Give the number of lines in the data that contain "Andrew", and nothing more.

[Web page and app entries]
⁂

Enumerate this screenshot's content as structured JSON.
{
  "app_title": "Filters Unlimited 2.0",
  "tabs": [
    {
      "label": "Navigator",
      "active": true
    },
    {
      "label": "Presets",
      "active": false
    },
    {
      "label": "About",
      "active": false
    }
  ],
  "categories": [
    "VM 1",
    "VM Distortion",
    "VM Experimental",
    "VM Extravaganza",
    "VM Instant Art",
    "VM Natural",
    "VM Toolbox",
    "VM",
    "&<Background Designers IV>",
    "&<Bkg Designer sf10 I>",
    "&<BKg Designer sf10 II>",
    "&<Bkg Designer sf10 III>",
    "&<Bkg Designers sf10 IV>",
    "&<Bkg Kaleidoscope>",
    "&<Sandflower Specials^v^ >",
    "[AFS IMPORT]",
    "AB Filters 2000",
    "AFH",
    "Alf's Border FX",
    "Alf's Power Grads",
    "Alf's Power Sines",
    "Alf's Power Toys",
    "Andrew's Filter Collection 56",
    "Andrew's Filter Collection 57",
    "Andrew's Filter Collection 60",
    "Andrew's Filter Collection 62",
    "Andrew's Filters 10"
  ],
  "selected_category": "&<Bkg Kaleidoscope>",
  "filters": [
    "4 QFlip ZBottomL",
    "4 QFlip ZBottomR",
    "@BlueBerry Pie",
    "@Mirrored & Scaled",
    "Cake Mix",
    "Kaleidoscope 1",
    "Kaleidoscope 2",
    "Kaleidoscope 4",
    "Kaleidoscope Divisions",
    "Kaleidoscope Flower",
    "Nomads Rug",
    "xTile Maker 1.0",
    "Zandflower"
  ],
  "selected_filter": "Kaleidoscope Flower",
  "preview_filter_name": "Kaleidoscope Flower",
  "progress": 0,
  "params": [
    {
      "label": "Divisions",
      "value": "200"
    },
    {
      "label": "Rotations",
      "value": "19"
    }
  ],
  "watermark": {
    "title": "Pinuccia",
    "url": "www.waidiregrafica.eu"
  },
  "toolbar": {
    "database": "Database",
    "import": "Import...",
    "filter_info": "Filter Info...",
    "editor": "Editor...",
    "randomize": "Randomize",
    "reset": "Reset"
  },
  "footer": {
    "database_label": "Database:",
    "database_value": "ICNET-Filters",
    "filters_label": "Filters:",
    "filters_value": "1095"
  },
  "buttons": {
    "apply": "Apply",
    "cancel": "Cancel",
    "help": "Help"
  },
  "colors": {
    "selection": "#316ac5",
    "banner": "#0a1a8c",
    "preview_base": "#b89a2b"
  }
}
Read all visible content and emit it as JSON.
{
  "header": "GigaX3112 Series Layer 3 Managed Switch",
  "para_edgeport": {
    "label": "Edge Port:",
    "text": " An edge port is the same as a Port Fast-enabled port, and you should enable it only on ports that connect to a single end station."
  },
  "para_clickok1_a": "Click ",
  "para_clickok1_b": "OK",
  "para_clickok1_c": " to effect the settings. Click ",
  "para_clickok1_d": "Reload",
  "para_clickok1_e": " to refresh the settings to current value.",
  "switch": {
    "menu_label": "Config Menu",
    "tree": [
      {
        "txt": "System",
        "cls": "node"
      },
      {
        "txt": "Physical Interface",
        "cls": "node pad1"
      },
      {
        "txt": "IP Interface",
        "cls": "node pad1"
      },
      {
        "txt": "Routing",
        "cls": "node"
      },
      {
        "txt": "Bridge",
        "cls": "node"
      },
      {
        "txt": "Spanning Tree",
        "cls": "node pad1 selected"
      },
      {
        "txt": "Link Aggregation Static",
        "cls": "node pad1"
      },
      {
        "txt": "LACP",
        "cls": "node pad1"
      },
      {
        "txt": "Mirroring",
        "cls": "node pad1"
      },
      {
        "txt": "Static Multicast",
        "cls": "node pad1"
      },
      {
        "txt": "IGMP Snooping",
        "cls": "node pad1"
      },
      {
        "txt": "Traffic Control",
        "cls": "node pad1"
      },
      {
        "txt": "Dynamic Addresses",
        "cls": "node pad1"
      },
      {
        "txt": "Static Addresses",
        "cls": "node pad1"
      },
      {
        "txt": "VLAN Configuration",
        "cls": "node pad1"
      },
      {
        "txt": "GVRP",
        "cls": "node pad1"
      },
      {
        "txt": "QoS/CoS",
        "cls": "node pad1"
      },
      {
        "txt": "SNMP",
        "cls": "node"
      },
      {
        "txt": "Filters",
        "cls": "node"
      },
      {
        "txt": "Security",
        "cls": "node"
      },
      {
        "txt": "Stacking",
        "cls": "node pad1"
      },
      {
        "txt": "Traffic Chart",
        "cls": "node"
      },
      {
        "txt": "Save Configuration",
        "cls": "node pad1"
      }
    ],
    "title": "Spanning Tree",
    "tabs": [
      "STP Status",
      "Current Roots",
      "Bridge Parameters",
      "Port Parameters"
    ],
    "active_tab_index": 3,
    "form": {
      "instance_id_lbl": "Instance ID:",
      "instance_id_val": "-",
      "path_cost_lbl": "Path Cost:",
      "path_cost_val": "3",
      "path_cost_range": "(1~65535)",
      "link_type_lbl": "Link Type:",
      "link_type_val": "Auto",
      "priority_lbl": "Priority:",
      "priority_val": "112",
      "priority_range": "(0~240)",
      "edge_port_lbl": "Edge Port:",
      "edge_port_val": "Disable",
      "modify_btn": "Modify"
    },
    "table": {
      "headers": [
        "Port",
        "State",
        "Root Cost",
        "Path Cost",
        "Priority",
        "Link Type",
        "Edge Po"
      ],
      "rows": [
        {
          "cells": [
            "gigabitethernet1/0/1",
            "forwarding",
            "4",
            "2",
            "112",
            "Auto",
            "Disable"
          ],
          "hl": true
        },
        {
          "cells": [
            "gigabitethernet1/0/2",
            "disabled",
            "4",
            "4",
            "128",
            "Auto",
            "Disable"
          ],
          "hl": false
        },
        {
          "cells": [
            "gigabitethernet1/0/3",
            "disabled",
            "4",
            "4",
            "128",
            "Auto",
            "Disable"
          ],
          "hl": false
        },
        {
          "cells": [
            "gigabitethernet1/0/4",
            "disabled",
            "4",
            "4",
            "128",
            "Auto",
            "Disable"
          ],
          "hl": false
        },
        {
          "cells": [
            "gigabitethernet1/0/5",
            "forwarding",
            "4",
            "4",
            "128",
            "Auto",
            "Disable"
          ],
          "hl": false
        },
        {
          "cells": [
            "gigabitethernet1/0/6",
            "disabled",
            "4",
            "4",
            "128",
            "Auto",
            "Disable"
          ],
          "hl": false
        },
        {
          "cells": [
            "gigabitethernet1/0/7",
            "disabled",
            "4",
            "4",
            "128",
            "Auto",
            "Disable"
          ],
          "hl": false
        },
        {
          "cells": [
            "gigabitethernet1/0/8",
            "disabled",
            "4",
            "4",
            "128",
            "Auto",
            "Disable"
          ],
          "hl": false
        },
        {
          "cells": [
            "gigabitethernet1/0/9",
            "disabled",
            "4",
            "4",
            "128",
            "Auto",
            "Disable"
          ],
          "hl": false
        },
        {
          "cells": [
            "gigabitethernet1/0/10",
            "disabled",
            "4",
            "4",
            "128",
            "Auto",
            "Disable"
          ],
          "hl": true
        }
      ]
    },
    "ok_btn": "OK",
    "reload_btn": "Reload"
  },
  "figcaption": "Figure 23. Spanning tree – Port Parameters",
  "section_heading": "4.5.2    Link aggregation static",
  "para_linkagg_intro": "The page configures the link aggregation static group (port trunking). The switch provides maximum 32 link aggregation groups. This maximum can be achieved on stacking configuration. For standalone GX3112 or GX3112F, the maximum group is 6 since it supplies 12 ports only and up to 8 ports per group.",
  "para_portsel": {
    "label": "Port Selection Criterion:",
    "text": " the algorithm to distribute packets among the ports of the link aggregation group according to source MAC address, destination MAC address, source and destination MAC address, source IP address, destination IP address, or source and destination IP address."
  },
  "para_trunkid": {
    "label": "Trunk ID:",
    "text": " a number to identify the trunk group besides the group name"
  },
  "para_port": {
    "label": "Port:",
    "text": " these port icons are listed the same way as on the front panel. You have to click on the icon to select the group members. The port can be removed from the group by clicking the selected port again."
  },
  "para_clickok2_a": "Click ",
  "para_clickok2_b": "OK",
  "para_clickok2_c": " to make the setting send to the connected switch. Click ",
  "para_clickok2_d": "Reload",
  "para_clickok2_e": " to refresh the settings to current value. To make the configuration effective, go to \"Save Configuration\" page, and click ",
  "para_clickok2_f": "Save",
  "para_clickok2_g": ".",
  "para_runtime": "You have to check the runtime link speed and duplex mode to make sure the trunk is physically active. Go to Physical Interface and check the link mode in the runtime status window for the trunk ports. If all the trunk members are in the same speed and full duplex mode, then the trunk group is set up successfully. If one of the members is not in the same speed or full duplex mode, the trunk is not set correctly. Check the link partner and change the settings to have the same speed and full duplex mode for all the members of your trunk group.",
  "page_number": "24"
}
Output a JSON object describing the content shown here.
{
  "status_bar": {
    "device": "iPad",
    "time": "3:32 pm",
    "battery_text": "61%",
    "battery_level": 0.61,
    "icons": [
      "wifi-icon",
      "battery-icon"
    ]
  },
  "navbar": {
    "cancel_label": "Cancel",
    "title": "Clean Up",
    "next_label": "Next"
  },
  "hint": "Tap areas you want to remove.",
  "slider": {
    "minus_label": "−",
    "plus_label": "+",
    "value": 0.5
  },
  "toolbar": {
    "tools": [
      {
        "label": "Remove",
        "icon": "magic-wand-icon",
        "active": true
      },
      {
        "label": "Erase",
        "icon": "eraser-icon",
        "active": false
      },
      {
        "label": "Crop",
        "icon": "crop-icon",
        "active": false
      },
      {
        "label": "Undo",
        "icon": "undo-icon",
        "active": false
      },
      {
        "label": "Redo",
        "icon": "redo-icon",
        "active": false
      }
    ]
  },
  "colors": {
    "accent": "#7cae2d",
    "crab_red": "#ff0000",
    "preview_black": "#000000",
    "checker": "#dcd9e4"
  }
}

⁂

Task solution: 5